(App and web page records)
· · · ·

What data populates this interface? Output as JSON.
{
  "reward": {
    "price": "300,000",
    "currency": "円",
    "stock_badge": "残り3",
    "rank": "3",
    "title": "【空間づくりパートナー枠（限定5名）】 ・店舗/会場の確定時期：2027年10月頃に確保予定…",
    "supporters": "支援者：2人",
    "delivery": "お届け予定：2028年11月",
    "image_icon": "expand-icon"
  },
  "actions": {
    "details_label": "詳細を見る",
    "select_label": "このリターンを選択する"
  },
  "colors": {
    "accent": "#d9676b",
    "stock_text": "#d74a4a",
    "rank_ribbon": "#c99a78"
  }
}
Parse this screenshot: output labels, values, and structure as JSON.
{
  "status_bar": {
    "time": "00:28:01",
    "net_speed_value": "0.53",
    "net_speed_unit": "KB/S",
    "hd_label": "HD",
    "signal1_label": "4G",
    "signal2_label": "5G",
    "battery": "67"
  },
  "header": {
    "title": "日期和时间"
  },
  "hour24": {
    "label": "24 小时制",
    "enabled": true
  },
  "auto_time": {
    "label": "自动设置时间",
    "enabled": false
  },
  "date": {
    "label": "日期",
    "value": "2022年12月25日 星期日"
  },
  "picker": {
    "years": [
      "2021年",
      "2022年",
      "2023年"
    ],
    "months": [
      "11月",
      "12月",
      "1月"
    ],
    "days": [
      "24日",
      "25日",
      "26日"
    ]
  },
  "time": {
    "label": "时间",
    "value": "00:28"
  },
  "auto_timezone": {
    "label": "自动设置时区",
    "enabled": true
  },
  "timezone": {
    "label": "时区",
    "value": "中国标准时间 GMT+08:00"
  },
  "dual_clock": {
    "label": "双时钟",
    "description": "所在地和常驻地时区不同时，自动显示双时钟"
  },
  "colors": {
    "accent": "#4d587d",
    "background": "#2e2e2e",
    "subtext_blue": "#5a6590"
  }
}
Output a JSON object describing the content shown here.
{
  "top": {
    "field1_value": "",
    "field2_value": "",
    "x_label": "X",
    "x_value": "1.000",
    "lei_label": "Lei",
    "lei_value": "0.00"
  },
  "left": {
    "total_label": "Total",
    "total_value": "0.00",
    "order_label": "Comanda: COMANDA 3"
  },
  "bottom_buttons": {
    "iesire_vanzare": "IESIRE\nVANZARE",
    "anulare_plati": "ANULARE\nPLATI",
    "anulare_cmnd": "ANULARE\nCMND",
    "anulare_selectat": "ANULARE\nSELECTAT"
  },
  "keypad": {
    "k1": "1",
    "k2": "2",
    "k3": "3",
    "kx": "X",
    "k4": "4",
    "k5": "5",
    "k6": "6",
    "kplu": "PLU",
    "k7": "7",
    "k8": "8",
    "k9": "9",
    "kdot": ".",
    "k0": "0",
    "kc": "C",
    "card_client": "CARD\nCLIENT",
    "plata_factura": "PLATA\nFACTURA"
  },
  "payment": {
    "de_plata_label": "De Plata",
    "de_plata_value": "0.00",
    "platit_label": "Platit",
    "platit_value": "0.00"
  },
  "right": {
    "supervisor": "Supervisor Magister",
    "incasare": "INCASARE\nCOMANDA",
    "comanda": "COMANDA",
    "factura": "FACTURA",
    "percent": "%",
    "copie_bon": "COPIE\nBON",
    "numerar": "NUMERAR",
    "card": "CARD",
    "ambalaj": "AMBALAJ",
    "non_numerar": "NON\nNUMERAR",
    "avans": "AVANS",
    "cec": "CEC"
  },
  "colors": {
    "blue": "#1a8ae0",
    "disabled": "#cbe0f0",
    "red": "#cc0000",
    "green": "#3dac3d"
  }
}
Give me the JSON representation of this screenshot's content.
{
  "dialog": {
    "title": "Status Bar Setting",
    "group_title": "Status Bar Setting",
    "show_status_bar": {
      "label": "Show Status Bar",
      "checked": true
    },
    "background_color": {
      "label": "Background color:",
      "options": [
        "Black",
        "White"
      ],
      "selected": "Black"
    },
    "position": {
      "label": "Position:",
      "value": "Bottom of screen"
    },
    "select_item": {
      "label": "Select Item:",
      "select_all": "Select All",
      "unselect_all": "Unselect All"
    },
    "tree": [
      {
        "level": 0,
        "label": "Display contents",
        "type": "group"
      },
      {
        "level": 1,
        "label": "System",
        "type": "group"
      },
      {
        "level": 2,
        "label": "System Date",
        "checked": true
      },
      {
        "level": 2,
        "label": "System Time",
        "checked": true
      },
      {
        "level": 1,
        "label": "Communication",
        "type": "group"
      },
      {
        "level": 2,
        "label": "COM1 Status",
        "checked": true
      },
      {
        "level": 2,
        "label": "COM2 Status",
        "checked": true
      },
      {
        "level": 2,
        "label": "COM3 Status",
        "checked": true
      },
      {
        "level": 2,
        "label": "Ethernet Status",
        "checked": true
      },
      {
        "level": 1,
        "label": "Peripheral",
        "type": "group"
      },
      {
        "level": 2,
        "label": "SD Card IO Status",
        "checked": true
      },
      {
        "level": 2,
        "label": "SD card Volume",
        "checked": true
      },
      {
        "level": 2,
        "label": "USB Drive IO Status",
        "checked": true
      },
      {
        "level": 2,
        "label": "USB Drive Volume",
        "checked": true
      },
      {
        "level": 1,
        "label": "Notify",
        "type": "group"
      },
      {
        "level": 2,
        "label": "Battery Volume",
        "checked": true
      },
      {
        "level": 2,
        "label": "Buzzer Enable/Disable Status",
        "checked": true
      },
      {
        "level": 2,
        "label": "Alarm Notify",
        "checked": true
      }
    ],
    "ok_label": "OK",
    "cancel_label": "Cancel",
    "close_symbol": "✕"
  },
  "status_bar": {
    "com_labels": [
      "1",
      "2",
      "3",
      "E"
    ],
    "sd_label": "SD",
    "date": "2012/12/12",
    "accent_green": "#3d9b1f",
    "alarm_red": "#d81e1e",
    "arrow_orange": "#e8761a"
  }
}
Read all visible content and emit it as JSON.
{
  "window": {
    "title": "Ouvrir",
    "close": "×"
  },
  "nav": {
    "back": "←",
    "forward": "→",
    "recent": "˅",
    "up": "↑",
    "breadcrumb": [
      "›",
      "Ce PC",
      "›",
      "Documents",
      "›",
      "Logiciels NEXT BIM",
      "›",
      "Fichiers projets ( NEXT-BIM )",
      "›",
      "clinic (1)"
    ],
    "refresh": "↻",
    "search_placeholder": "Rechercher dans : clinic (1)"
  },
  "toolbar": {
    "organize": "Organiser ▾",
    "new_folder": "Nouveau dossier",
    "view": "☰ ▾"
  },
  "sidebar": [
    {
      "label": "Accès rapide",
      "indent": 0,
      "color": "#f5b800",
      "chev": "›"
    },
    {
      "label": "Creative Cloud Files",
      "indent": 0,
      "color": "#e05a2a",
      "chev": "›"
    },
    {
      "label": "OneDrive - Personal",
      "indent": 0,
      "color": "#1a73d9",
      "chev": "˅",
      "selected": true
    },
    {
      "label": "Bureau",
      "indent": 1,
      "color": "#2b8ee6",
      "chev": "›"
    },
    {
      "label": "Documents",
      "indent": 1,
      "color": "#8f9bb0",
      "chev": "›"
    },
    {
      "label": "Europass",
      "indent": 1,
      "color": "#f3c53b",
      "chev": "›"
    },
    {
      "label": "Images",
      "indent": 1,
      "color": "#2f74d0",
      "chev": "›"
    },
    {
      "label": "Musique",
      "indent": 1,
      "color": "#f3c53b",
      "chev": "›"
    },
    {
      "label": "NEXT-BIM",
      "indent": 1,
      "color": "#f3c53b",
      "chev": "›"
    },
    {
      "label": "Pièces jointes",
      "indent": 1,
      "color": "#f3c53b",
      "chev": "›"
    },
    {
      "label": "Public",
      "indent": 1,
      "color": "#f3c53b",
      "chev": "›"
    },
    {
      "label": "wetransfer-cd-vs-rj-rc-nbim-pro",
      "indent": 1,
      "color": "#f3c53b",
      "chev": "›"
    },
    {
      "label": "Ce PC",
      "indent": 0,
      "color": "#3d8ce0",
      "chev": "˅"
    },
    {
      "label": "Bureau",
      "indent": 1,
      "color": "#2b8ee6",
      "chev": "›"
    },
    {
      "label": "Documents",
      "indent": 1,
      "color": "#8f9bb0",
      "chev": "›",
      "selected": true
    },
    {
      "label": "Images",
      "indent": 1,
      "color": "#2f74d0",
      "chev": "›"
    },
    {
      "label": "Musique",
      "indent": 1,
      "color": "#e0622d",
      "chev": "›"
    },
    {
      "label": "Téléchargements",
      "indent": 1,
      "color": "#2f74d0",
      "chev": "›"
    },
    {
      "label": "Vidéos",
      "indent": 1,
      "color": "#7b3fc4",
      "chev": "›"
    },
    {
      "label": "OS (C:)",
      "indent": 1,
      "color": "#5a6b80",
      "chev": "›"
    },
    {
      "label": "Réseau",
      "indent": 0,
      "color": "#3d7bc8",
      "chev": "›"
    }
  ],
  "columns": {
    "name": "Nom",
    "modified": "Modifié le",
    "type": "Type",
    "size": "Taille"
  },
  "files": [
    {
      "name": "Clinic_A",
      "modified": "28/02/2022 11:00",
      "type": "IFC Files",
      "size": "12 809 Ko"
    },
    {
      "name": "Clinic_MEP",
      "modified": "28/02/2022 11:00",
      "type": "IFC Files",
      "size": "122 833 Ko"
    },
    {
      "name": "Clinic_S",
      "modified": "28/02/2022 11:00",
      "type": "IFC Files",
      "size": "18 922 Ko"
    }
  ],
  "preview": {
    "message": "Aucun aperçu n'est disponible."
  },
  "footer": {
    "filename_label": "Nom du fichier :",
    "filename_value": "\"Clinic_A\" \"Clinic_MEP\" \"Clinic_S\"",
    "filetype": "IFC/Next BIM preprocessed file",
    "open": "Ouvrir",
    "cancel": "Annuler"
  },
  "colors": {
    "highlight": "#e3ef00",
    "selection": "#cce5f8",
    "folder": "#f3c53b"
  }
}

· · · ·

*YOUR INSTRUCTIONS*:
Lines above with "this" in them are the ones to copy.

*EXERCISE SOLUTION*:
What data populates this interface? Output as JSON.
Parse this screenshot: output labels, values, and structure as JSON.
Give me the JSON representation of this screenshot's content.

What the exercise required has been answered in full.